Disaster Recovery for HIM
Natural disasters create devastation that lasts long after they pass. Events such as hurricanes and wildfires can wreak havoc on health systems, both in the short and long terms. Health systems that conduct proactive scenario planning can increase the pace of recovery following such disasters and avoid making premature decisions that could do harm. HIM must be involved in business continuity planning and disaster recovery of patient information systems.
Learn all you can about Blockchain Technology
A distributed ledger (also called a shared ledger, or referred to as distributed ledger technology) is a grouping of replicated, shared, and synchronized digital data geographically spread across multiple sites, countries, and/or institutions. There is often no central administrator or centralized data storage. A blockchain facilitates secure online transactions, which should represent to HIM professionals a new area to embrace and learn all that you can. A blockchain is used to record transactions across many computers so that the record cannot be altered retroactively without the alteration of all subsequent blocks and the involvement of the network. Why? Well, there are some dramatic improvements that are predicted in the healthcare industry with blockchain technology, so you will want to be a leader in this area. Some of its features include:
- Interoperability: Blockchains could enable data exchange systems that are cryptographically secured and irrevocable. This would enable seamless access to historic and real-time patient data while eliminating the burden and cost of data reconciliation.
- Claims processing: Blockchain-based systems can provide realistic solutions for minimizing medical billing-related fraud. By automating the majority of claim adjudication and payment processing activities, blockchain systems could help eliminate the need for intermediaries and reduce administrative costs and time required of providers and payers.
- Privacy and cybersecurity: Blockchain-enabled solutions have the potential to bridge the gaps of device data interoperability while ensuring security, privacy, and reliability.
We can only learn about blockchain technology from other industries and dream about the possibilities.
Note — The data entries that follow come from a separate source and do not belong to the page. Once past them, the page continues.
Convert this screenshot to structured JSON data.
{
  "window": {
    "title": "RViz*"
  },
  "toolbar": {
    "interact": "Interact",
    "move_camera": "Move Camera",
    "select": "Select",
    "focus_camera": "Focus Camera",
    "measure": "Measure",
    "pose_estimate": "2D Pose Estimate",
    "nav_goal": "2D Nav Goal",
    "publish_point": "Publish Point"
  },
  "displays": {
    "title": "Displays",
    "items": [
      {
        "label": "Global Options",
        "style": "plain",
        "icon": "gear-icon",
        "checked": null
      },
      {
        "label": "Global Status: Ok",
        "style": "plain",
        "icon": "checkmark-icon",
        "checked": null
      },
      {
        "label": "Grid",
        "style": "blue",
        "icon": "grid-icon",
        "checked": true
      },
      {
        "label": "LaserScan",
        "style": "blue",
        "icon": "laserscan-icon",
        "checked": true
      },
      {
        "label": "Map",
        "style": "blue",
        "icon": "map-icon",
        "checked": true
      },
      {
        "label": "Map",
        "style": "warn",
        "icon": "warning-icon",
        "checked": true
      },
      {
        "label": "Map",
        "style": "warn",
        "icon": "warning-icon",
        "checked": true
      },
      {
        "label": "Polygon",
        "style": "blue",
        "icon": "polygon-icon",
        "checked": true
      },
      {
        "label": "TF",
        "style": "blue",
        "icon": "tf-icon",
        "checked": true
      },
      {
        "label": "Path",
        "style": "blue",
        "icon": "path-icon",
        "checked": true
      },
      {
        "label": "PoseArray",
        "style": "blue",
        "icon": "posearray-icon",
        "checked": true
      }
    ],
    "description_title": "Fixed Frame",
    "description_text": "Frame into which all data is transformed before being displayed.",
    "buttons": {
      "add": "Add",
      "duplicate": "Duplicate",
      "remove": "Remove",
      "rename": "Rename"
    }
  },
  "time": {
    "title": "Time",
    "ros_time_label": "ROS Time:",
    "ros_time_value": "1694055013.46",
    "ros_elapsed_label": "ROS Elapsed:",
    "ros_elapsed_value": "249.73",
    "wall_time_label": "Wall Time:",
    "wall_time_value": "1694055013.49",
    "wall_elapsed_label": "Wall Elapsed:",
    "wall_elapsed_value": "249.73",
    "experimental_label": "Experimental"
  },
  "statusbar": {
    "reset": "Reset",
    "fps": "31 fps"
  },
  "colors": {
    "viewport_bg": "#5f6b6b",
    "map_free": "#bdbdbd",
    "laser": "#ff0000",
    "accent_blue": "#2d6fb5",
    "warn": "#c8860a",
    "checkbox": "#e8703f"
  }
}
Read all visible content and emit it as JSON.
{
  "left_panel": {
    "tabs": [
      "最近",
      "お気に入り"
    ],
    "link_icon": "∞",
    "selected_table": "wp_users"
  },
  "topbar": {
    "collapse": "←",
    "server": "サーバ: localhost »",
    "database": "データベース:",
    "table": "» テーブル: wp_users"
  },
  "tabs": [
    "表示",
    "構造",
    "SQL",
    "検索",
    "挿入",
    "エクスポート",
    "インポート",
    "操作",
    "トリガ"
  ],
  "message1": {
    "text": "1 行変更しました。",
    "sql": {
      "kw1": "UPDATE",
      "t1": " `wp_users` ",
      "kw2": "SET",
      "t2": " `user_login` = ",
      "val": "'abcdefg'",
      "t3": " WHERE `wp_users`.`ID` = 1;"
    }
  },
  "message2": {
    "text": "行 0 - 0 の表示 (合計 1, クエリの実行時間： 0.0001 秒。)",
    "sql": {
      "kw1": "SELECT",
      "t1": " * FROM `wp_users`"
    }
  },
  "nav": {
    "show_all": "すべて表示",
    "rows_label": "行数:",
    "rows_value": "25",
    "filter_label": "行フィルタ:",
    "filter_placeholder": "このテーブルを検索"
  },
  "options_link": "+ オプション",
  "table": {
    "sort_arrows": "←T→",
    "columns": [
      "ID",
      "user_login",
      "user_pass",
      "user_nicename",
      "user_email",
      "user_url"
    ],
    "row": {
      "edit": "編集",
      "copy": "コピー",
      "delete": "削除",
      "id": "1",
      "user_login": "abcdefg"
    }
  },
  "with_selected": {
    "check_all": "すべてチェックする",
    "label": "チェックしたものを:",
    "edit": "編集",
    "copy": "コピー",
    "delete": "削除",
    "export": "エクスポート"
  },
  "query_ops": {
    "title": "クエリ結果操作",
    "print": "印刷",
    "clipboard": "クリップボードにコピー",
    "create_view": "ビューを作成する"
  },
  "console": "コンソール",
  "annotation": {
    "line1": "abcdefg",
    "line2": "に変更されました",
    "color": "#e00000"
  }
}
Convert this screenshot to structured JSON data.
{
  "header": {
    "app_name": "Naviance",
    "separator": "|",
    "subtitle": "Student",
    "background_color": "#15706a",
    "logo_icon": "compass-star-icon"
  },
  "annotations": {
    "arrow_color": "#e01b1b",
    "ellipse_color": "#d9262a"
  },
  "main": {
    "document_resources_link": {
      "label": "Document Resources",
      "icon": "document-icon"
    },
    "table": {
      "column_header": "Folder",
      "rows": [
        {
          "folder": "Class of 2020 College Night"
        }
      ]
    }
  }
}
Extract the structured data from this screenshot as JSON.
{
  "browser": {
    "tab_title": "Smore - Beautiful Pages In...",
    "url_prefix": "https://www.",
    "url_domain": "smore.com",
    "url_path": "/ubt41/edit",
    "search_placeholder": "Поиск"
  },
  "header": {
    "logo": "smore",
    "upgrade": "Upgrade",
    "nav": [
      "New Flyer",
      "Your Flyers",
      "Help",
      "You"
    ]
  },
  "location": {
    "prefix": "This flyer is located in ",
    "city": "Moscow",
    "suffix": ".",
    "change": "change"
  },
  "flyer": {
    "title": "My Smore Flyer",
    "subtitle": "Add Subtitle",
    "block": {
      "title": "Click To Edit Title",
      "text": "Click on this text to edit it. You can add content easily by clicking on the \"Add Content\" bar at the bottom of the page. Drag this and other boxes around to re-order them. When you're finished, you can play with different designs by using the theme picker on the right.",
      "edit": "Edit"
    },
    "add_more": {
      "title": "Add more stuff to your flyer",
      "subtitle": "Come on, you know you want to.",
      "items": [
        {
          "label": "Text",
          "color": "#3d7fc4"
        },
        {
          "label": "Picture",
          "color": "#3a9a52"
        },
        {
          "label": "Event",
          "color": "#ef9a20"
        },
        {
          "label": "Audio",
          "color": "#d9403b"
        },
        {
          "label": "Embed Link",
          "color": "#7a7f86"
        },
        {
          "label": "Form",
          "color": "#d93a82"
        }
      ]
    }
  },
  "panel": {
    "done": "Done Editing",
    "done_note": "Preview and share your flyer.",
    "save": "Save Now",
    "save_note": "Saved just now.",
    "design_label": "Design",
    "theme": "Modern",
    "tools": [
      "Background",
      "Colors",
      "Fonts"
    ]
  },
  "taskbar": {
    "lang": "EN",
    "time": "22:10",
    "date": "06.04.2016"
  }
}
This is a must for HIM professionals in their journey of lifelong learning.
Be aware of dramatic reductions in workforce in the HIM/CDI industry going forward. HIM directors and management are experiencing job eliminations these days in the context of hospital restructuring, as well as the elimination of HIM and CDI lines of business for companies serving the healthcare industry due to lack of demonstrated value. Job growth in the sector slowed dramatically in 2017, especially during the second half of the year, and unfortunately, the outlook for 2018 is bleak. Admissions and lengths of stay continue to fall as more care moves to outpatient settings. Pressure to keep price increases low remains strong. Margins are narrowing, so HIM professionals must think fast and be loud in differentiating themselves and demonstrating value to their organizations. All HIM and CDI professionals must assess their organizations’ ambulatory clinical documentation integrity in the facility-based outpatient settings and hospital-owned physician practices.
Ten years ago, the nation’s former healthcare IT chief urged HIM professionals at the annual meeting to “continue to lead” and to make their efforts “larger, louder and faster.”
“You are at a flexion point,” David J. Brailer, MD, told an audience of hundreds of AHIMA members.
HIM professionals have made progress, but once again are being called to be “larger, louder and faster” – and to prove to the industry the value of health information management.